## SOURCE DATA:
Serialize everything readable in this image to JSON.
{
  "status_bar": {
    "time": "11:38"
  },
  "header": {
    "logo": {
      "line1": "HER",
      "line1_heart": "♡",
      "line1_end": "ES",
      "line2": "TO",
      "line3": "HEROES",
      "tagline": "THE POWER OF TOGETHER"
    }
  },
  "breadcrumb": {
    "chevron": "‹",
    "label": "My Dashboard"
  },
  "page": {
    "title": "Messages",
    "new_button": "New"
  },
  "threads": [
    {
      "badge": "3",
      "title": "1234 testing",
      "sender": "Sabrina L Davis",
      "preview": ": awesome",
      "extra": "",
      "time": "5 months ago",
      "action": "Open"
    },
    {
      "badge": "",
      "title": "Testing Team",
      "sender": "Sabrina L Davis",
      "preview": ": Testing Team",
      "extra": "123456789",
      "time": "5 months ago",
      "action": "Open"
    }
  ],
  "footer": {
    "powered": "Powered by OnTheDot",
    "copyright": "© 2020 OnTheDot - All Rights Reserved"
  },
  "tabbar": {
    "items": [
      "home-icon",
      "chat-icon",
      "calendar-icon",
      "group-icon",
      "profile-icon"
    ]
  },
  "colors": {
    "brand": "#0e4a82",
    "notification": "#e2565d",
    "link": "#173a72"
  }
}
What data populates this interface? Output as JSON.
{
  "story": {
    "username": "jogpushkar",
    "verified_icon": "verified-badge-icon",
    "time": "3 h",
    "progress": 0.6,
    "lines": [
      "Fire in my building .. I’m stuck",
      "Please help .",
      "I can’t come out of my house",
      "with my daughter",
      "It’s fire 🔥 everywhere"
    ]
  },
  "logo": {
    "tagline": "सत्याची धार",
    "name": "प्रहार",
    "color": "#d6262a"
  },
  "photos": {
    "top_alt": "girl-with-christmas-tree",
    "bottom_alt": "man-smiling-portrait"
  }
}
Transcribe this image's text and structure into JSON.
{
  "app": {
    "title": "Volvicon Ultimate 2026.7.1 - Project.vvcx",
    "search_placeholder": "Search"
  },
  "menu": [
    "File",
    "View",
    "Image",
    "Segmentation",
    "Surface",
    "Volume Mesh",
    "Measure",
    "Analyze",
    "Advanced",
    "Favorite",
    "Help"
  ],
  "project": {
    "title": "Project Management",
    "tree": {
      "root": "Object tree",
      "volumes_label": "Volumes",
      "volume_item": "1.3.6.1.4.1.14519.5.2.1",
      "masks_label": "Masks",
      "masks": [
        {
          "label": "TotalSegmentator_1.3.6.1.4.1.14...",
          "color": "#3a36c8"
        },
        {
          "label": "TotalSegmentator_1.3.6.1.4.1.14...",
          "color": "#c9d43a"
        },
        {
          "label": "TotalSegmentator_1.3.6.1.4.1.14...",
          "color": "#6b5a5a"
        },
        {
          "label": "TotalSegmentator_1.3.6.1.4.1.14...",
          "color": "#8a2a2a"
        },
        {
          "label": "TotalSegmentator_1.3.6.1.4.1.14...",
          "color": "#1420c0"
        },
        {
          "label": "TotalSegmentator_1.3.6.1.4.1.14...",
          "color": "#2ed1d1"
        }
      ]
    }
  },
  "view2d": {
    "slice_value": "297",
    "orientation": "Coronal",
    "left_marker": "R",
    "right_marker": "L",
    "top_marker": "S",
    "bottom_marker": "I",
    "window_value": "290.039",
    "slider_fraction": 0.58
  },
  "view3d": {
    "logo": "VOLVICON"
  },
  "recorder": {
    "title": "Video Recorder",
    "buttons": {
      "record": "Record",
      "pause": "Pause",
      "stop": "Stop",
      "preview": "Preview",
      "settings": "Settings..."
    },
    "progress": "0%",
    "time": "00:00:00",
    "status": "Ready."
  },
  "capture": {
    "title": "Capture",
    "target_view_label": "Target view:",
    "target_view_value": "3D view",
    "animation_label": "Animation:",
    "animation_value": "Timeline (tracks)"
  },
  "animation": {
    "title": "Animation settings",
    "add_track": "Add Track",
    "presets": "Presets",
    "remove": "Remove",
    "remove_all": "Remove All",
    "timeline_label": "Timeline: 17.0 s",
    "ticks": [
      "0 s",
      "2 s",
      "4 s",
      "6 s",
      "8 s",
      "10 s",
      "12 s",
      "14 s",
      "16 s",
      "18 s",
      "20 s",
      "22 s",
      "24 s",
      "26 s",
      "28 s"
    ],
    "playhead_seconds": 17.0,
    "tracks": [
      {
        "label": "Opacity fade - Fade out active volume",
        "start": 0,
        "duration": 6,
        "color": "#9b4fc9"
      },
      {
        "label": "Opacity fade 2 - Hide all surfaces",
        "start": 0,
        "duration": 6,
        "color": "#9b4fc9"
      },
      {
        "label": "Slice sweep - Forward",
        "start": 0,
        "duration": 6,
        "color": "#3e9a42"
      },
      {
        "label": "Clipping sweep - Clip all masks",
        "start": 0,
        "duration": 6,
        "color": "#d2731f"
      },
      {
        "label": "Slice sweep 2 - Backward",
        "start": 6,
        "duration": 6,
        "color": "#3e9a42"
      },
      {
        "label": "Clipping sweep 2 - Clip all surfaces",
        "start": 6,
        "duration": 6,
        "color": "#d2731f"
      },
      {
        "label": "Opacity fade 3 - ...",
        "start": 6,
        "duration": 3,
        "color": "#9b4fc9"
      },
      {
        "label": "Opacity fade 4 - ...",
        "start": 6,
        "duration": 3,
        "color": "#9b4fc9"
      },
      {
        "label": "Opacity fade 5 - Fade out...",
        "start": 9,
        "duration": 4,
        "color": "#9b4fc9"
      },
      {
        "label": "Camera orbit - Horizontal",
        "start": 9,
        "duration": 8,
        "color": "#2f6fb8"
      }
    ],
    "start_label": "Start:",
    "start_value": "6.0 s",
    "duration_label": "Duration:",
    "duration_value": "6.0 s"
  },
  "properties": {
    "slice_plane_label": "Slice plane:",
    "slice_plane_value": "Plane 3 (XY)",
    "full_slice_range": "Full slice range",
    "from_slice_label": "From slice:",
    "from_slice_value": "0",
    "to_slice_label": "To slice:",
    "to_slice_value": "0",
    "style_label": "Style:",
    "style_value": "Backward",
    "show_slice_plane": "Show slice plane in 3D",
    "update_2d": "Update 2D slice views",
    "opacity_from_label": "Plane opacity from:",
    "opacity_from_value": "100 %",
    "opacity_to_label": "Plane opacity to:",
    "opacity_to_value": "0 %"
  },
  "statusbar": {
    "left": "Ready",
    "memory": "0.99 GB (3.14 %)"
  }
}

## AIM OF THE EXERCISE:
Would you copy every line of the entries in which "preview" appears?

## EXERCISE SOLUTION:
      "preview": ": awesome",
      "preview": ": Testing Team",
      "preview": "Preview",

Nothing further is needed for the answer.